[[ DATA EXTRACTS, beginning ]]
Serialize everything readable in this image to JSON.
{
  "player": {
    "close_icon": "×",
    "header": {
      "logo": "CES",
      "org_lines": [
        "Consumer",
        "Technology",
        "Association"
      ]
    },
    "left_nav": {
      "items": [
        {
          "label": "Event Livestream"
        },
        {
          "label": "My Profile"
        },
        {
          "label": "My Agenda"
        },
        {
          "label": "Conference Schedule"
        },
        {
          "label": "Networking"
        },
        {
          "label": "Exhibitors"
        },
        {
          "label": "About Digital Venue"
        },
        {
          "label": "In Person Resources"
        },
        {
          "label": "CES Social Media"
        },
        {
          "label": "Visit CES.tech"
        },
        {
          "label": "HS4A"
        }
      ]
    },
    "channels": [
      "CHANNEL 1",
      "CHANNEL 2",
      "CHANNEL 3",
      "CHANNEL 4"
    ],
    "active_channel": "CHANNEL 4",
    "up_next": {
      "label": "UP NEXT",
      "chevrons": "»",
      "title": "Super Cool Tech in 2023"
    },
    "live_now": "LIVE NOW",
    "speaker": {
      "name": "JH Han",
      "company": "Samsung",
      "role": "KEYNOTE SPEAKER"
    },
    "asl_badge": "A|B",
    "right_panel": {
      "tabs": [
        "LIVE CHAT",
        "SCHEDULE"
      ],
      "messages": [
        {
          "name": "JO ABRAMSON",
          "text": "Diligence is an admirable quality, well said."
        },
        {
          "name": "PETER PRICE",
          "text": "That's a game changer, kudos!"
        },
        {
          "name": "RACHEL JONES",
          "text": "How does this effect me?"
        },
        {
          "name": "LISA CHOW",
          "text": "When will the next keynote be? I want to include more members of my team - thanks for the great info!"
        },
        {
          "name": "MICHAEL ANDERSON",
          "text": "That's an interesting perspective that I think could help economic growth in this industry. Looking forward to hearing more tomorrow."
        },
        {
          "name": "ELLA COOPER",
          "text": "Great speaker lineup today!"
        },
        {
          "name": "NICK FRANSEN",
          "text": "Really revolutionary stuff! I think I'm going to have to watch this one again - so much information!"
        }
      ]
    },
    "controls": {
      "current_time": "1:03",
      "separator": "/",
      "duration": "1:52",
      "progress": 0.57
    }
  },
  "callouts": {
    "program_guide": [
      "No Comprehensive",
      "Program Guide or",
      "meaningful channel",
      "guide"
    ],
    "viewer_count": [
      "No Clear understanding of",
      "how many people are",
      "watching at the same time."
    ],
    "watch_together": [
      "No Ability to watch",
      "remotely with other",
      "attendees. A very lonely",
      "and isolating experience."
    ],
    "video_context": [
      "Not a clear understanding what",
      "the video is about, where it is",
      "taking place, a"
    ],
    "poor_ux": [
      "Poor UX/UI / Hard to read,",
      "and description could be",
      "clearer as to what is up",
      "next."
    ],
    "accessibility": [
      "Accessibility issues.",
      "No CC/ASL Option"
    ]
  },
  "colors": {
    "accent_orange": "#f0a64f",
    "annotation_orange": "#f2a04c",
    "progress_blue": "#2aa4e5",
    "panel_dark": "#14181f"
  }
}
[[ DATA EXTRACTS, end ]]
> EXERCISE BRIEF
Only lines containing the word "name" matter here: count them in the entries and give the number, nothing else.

> SOLUTION TO THE PROBLEM
8